[Element data from apps and pages]

────────────────

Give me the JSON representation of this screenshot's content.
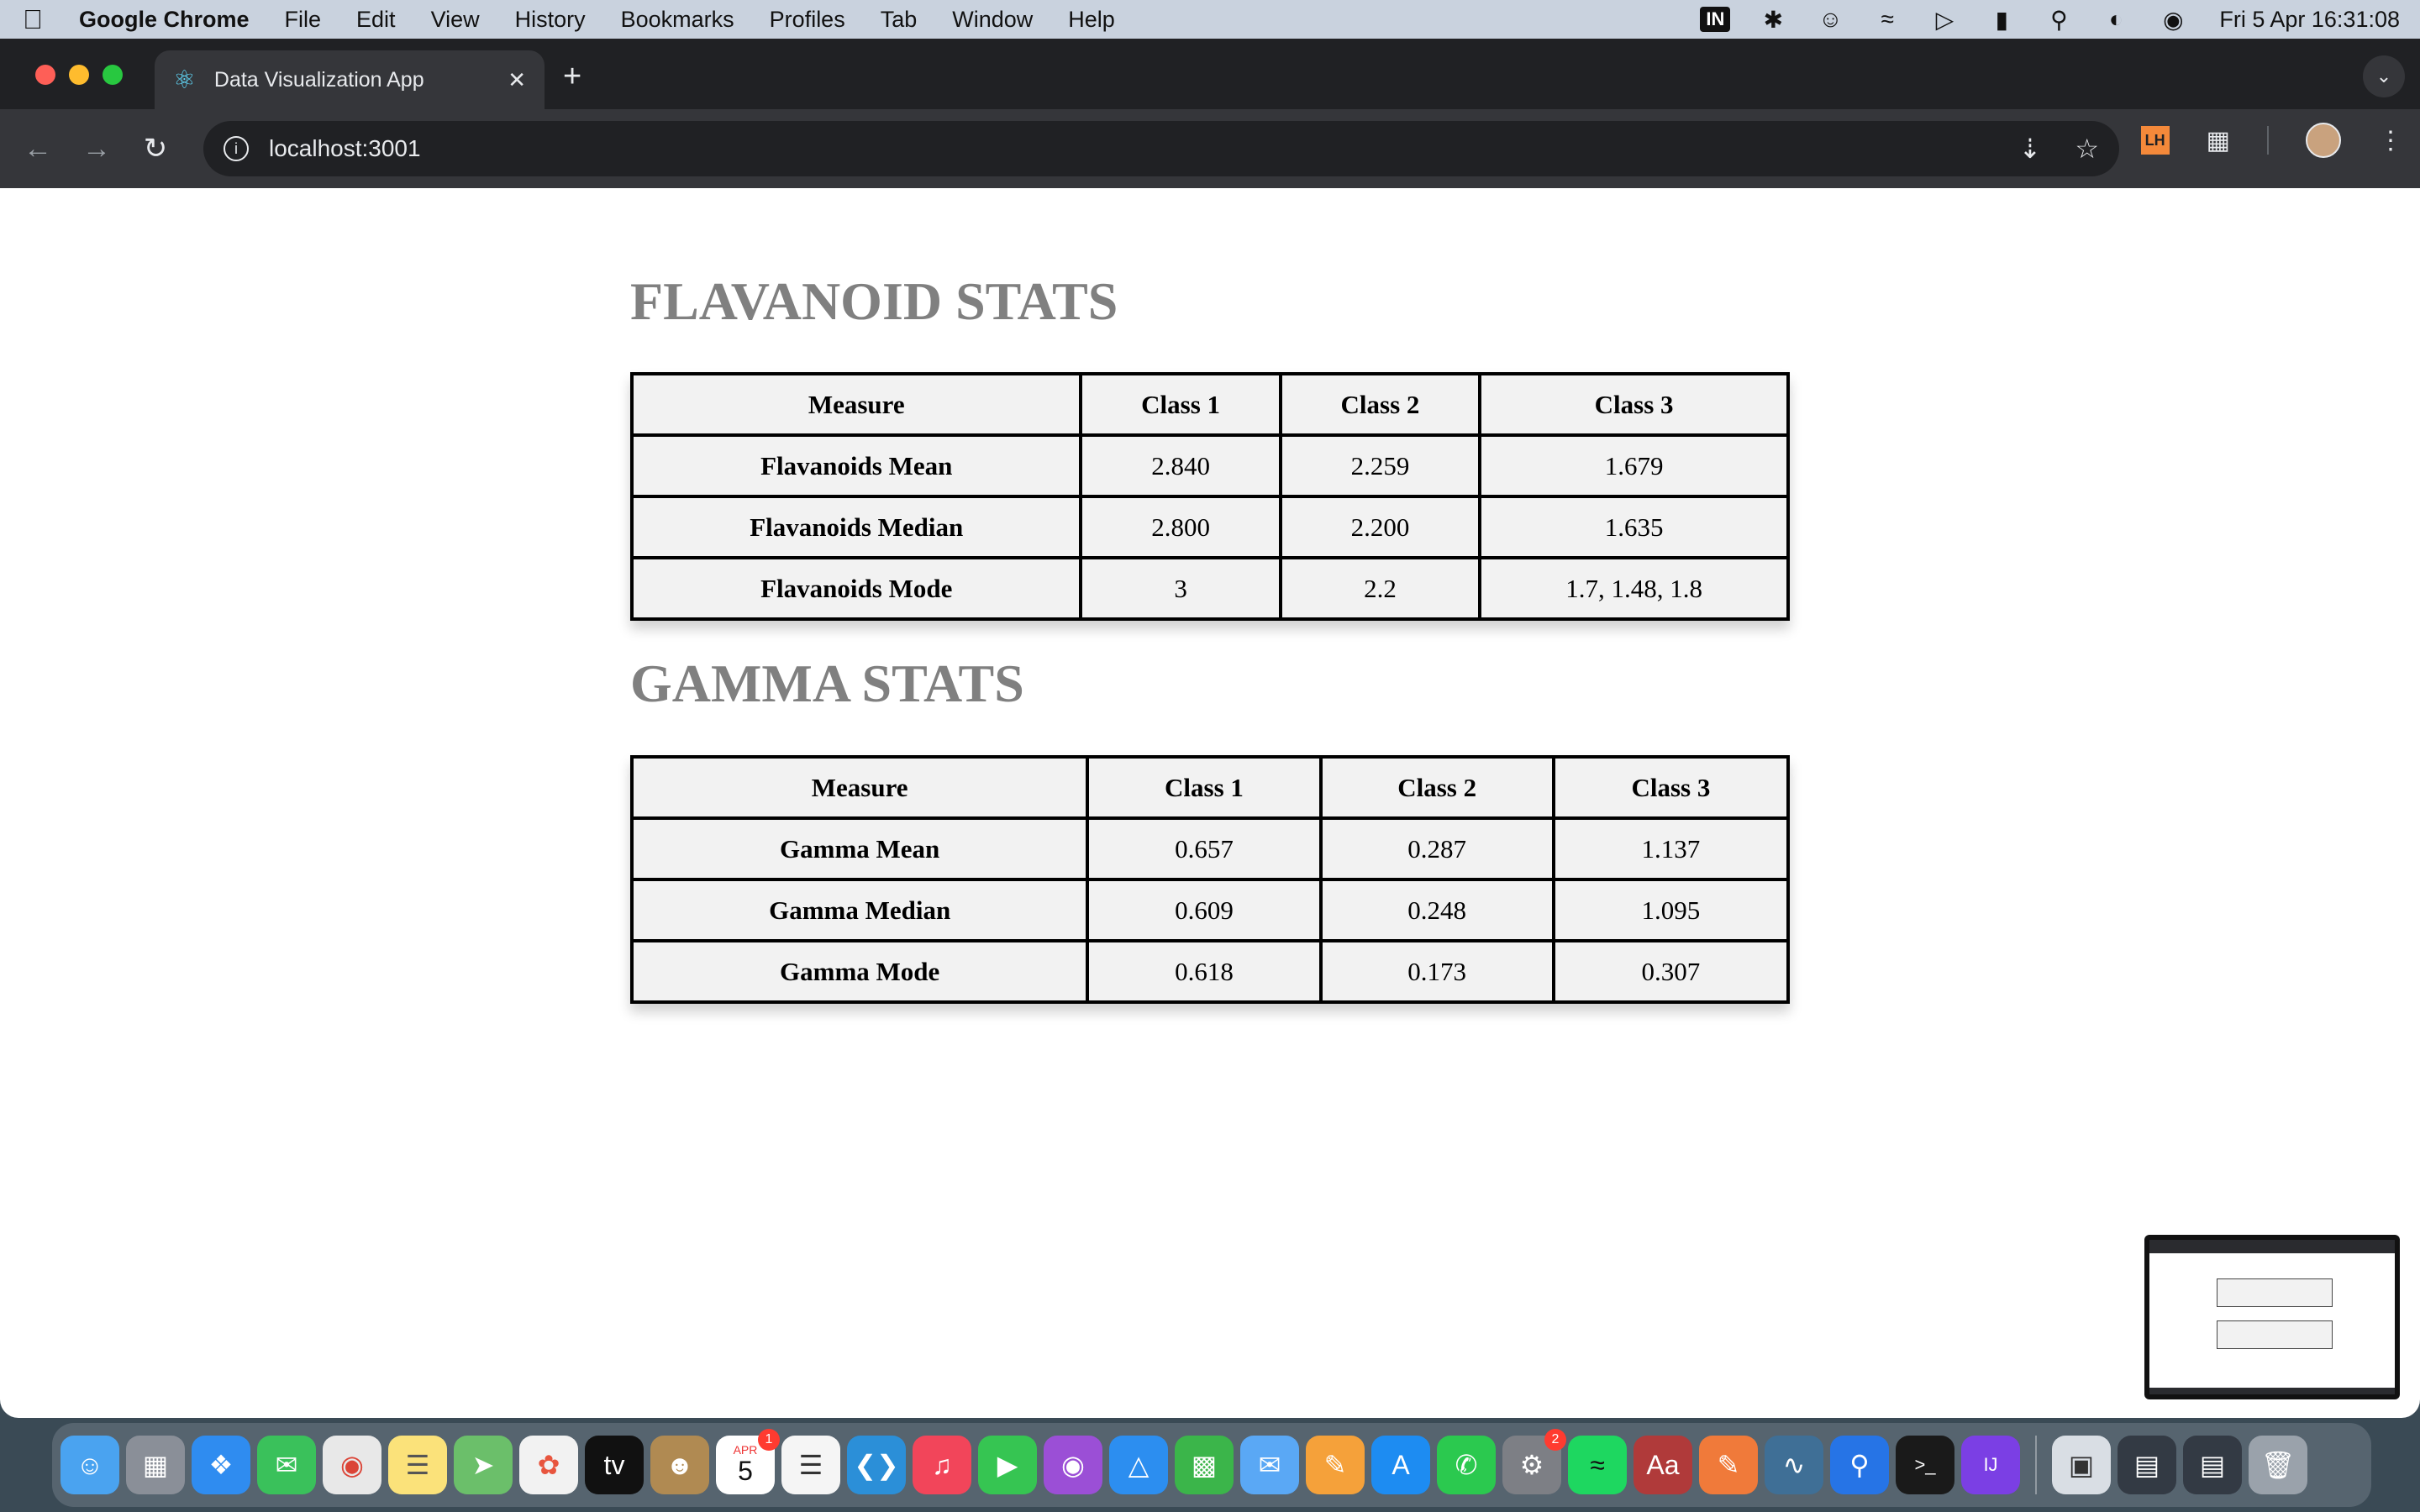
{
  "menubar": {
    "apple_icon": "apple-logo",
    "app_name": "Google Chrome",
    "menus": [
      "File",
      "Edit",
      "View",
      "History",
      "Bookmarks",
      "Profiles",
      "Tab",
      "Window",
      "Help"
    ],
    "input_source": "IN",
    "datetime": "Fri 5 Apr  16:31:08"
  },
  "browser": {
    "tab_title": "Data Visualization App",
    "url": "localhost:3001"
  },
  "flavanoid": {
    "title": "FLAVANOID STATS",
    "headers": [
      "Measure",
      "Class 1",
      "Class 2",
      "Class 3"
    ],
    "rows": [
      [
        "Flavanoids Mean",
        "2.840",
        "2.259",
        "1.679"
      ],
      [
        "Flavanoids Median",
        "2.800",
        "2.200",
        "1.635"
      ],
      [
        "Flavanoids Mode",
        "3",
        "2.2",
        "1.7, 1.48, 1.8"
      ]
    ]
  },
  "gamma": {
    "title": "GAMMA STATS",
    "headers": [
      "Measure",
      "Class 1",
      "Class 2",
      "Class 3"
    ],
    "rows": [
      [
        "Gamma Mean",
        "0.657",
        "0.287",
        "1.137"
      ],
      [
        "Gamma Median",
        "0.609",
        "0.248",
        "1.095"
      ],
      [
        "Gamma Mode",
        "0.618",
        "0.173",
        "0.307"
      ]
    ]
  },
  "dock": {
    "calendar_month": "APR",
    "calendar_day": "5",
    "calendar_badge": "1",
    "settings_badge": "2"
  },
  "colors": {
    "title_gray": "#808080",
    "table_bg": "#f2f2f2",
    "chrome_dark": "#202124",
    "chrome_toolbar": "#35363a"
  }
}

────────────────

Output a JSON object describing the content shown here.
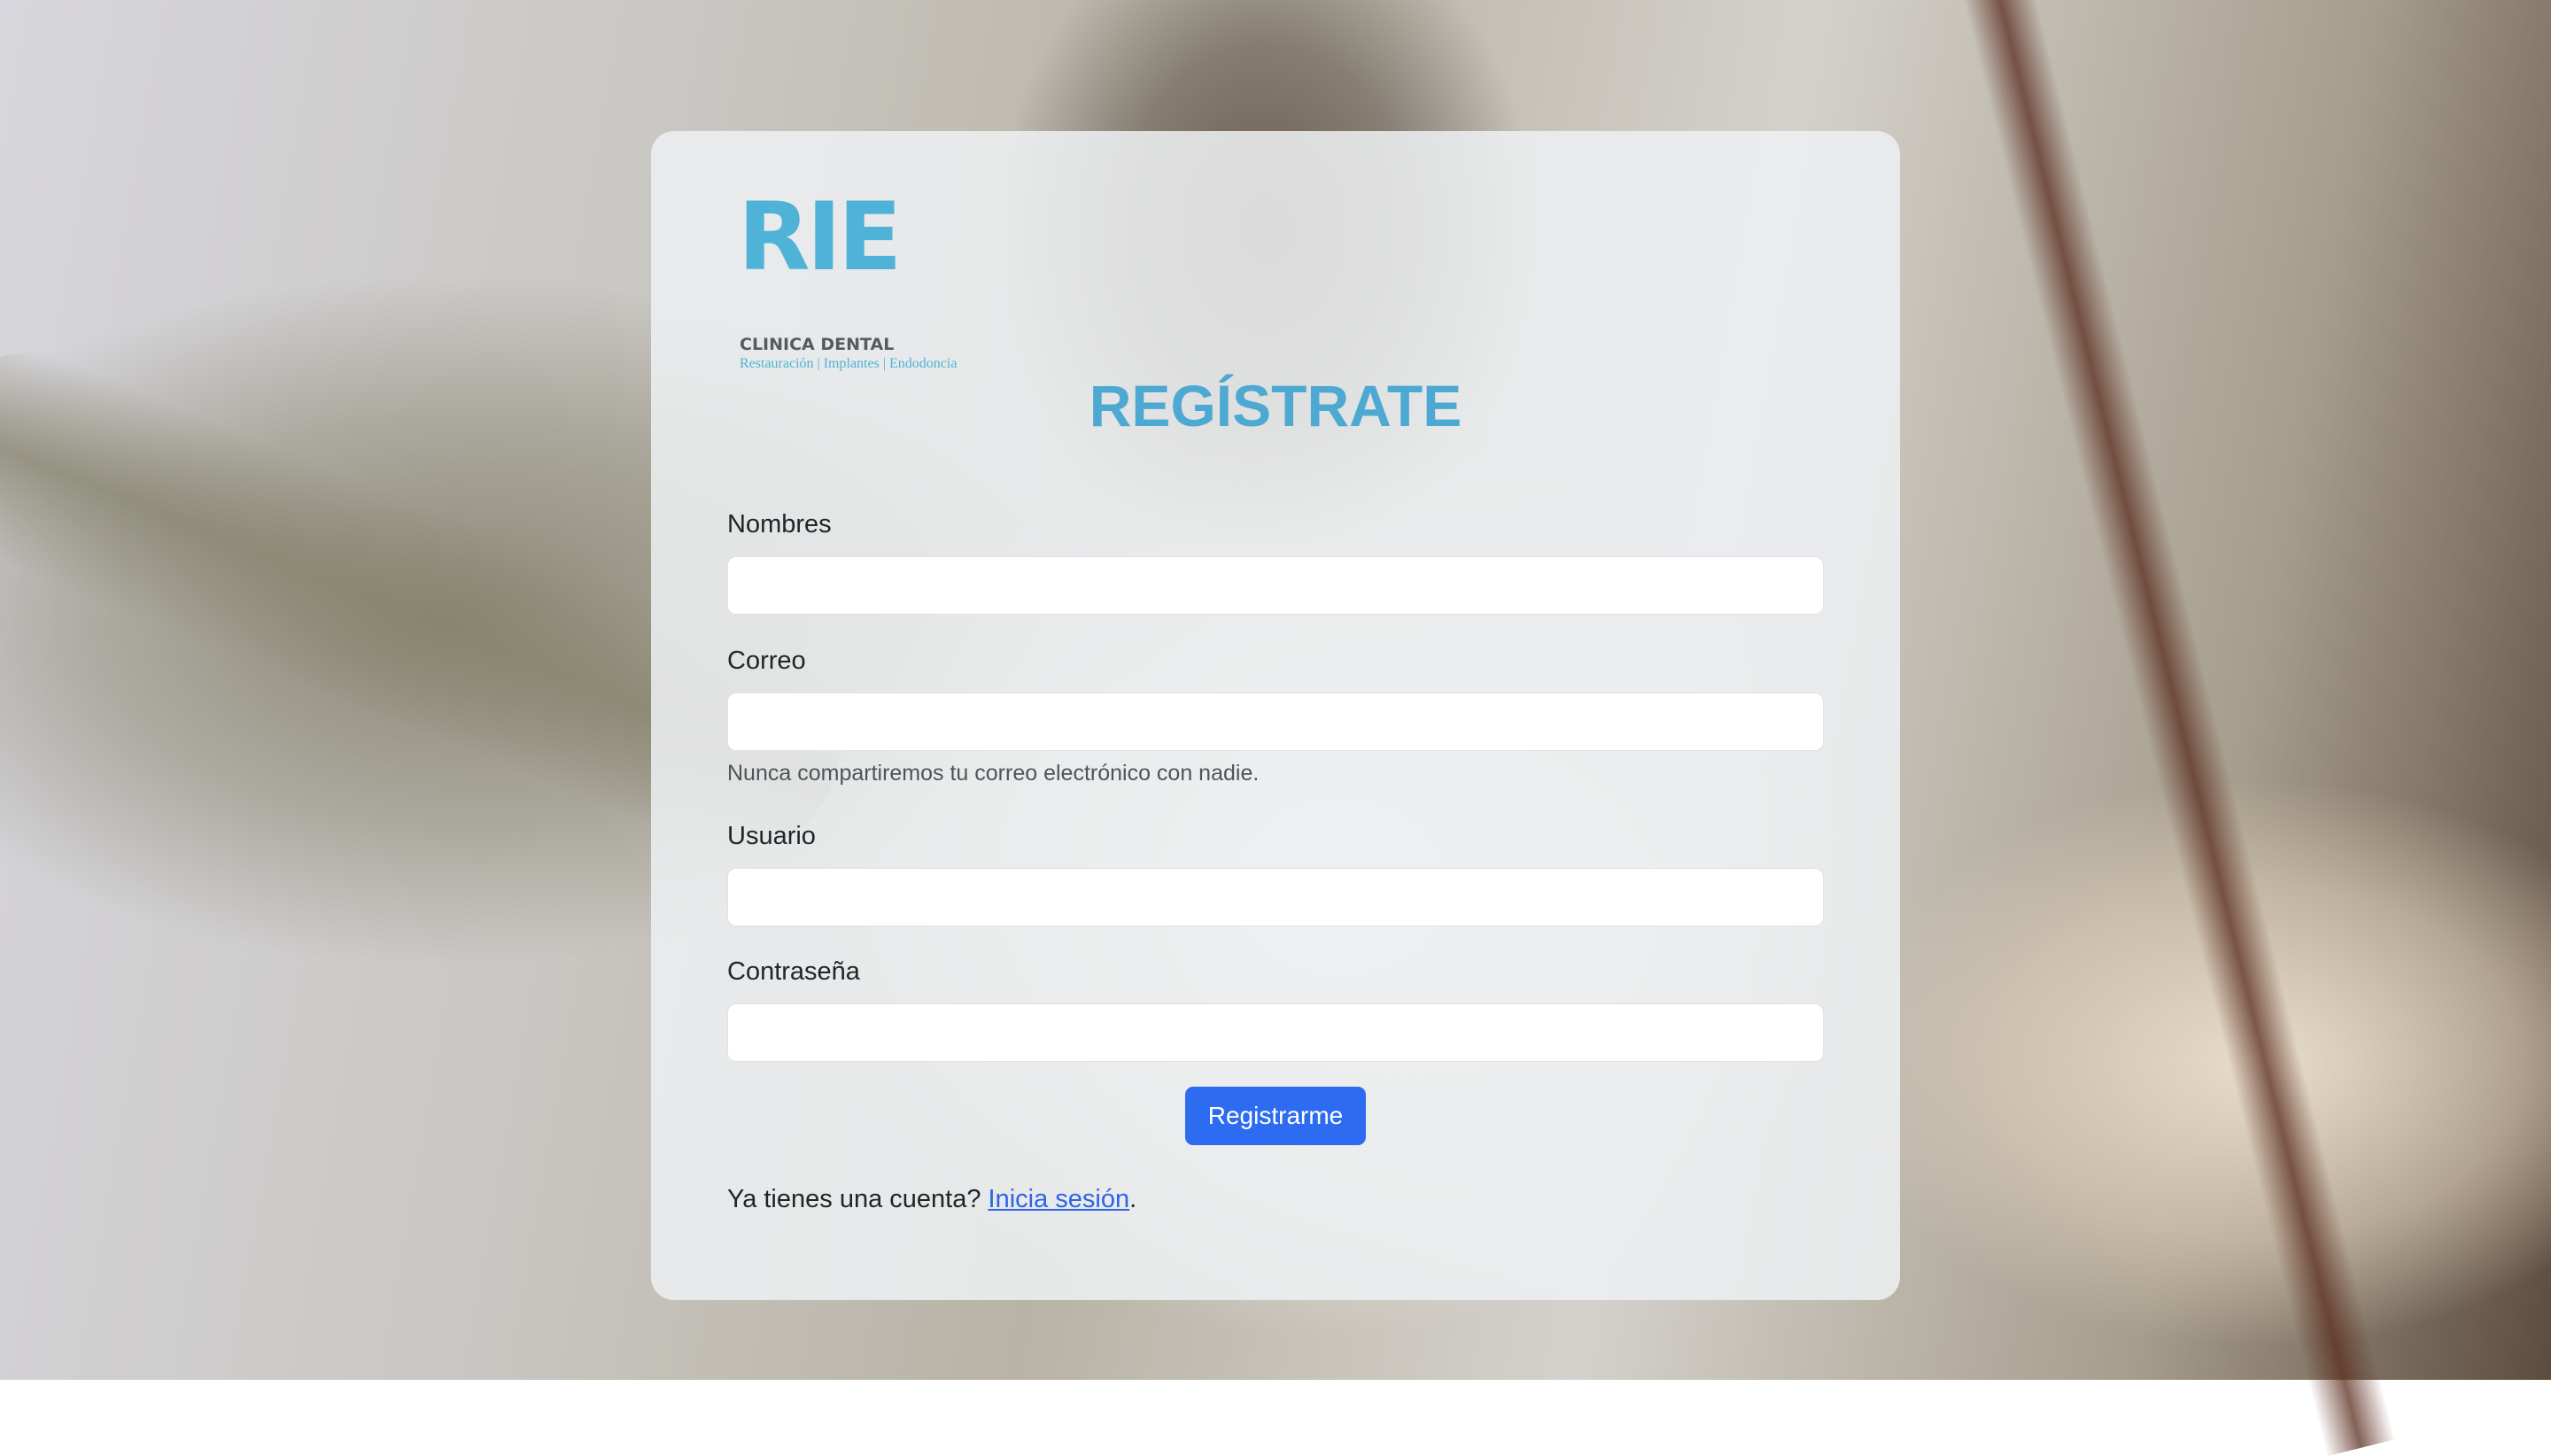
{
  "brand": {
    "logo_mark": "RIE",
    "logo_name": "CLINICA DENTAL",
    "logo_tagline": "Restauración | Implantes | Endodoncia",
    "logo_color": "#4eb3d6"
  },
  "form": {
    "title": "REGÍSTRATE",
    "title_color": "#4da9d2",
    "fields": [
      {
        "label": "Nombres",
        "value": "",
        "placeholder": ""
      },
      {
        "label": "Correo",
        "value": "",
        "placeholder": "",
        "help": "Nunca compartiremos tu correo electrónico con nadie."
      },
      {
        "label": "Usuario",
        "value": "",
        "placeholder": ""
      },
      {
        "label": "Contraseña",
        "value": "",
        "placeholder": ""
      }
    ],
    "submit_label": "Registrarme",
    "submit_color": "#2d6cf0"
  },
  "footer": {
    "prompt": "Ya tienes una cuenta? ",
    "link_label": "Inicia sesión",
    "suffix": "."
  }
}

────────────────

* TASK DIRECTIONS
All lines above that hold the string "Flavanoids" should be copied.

* FINISHED TASK
        "Flavanoids Mean",
        "Flavanoids Median",
        "Flavanoids Mode",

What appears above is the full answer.